§ **EXERCISE DESCRIPTION**:
The number of lines below holding the string "with" is the only answer wanted.

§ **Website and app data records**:
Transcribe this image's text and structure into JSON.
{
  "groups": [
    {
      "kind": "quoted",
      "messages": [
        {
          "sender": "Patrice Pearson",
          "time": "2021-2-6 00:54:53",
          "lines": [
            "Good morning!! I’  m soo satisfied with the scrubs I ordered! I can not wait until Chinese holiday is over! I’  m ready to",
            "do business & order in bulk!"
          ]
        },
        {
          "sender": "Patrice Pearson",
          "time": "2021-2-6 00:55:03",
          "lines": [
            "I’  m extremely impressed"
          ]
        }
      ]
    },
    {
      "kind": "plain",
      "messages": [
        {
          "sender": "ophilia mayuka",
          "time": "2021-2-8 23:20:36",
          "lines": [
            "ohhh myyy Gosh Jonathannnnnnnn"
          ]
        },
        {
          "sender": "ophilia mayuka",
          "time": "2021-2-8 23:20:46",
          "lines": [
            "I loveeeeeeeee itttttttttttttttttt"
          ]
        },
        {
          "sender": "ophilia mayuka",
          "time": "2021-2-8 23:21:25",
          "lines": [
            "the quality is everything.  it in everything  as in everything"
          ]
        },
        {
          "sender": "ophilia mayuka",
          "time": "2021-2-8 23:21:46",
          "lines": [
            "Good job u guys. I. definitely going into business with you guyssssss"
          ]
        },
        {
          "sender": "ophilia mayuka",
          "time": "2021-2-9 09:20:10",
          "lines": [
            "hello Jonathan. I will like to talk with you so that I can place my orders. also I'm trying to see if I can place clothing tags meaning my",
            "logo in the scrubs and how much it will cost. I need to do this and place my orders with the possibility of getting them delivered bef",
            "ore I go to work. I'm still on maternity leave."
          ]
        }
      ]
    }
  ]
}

§ **RESPONSE**:
4